(Listed records)

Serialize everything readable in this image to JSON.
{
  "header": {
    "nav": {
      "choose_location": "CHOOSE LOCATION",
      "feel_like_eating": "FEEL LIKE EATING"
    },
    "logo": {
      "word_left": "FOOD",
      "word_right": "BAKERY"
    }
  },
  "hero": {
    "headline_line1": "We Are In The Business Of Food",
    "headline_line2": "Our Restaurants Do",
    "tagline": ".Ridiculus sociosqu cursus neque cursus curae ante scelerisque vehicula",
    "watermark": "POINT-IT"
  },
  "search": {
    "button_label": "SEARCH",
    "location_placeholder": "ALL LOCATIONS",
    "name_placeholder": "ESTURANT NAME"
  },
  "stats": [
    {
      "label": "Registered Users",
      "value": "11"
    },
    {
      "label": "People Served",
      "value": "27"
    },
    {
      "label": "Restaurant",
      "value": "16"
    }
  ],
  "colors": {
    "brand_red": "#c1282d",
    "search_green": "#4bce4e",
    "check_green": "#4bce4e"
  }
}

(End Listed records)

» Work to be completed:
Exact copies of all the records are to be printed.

» Written answer:
Serialize everything readable in this image to JSON.
{
  "header": {
    "nav": {
      "choose_location": "CHOOSE LOCATION",
      "feel_like_eating": "FEEL LIKE EATING"
    },
    "logo": {
      "word_left": "FOOD",
      "word_right": "BAKERY"
    }
  },
  "hero": {
    "headline_line1": "We Are In The Business Of Food",
    "headline_line2": "Our Restaurants Do",
    "tagline": ".Ridiculus sociosqu cursus neque cursus curae ante scelerisque vehicula",
    "watermark": "POINT-IT"
  },
  "search": {
    "button_label": "SEARCH",
    "location_placeholder": "ALL LOCATIONS",
    "name_placeholder": "ESTURANT NAME"
  },
  "stats": [
    {
      "label": "Registered Users",
      "value": "11"
    },
    {
      "label": "People Served",
      "value": "27"
    },
    {
      "label": "Restaurant",
      "value": "16"
    }
  ],
  "colors": {
    "brand_red": "#c1282d",
    "search_green": "#4bce4e",
    "check_green": "#4bce4e"
  }
}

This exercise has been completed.